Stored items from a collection
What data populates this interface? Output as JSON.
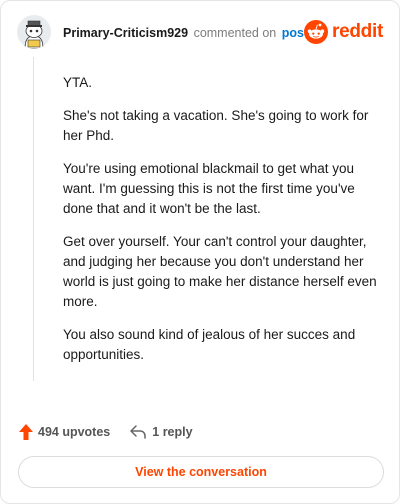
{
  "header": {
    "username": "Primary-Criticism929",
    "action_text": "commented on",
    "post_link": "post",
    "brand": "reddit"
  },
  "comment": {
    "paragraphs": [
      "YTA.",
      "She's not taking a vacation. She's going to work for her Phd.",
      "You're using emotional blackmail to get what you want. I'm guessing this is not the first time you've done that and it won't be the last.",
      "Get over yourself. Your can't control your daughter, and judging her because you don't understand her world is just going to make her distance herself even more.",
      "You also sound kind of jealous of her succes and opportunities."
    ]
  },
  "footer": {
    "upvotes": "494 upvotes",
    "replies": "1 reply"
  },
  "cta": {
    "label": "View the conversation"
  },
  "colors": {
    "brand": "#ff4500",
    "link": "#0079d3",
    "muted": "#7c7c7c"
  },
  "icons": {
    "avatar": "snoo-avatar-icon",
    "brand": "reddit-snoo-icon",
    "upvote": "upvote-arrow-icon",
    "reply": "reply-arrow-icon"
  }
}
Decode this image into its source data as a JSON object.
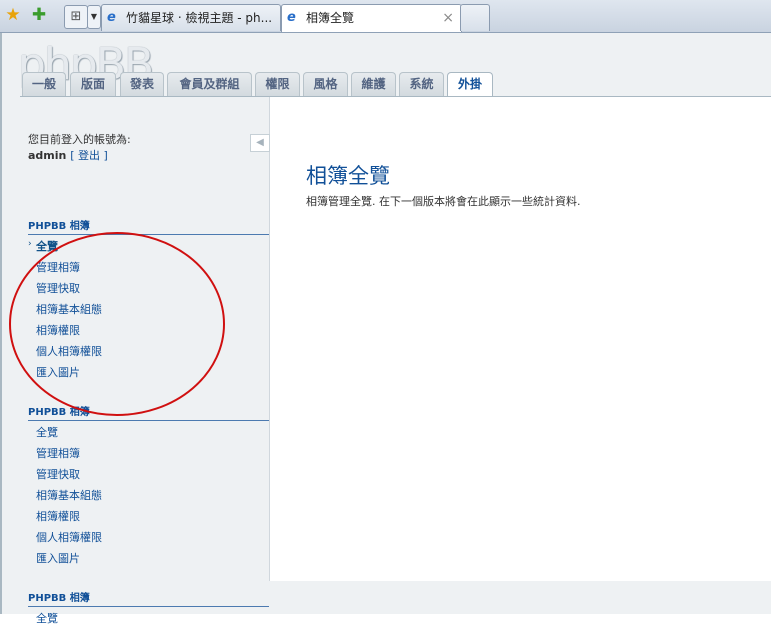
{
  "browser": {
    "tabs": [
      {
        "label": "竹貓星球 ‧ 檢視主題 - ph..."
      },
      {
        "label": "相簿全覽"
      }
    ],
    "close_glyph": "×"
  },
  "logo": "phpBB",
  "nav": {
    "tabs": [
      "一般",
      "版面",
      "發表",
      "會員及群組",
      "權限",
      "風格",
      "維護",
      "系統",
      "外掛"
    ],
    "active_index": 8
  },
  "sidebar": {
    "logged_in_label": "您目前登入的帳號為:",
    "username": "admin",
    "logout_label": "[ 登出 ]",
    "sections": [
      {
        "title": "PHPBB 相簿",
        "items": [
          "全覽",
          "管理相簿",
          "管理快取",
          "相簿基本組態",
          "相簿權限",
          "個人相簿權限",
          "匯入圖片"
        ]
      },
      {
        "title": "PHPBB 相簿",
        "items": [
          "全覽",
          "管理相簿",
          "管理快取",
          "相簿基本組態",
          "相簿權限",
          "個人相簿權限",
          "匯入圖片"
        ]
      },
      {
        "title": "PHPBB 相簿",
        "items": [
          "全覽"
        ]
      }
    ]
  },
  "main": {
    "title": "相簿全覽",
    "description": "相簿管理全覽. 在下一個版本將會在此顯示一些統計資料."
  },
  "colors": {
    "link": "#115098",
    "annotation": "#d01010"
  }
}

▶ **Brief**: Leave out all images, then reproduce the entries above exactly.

▶ **Response box**:
What data populates this interface? Output as JSON.
{
  "header": {
    "username": "Primary-Criticism929",
    "action_text": "commented on",
    "post_link": "post",
    "brand": "reddit"
  },
  "comment": {
    "paragraphs": [
      "YTA.",
      "She's not taking a vacation. She's going to work for her Phd.",
      "You're using emotional blackmail to get what you want. I'm guessing this is not the first time you've done that and it won't be the last.",
      "Get over yourself. Your can't control your daughter, and judging her because you don't understand her world is just going to make her distance herself even more.",
      "You also sound kind of jealous of her succes and opportunities."
    ]
  },
  "footer": {
    "upvotes": "494 upvotes",
    "replies": "1 reply"
  },
  "cta": {
    "label": "View the conversation"
  },
  "colors": {
    "brand": "#ff4500",
    "link": "#0079d3",
    "muted": "#7c7c7c"
  },
  "icons": {
    "avatar": "snoo-avatar-icon",
    "brand": "reddit-snoo-icon",
    "upvote": "upvote-arrow-icon",
    "reply": "reply-arrow-icon"
  }
}
Decode this image into its source data as a JSON object.
{
  "browser": {
    "tabs": [
      {
        "label": "竹貓星球 ‧ 檢視主題 - ph..."
      },
      {
        "label": "相簿全覽"
      }
    ],
    "close_glyph": "×"
  },
  "logo": "phpBB",
  "nav": {
    "tabs": [
      "一般",
      "版面",
      "發表",
      "會員及群組",
      "權限",
      "風格",
      "維護",
      "系統",
      "外掛"
    ],
    "active_index": 8
  },
  "sidebar": {
    "logged_in_label": "您目前登入的帳號為:",
    "username": "admin",
    "logout_label": "[ 登出 ]",
    "sections": [
      {
        "title": "PHPBB 相簿",
        "items": [
          "全覽",
          "管理相簿",
          "管理快取",
          "相簿基本組態",
          "相簿權限",
          "個人相簿權限",
          "匯入圖片"
        ]
      },
      {
        "title": "PHPBB 相簿",
        "items": [
          "全覽",
          "管理相簿",
          "管理快取",
          "相簿基本組態",
          "相簿權限",
          "個人相簿權限",
          "匯入圖片"
        ]
      },
      {
        "title": "PHPBB 相簿",
        "items": [
          "全覽"
        ]
      }
    ]
  },
  "main": {
    "title": "相簿全覽",
    "description": "相簿管理全覽. 在下一個版本將會在此顯示一些統計資料."
  },
  "colors": {
    "link": "#115098",
    "annotation": "#d01010"
  }
}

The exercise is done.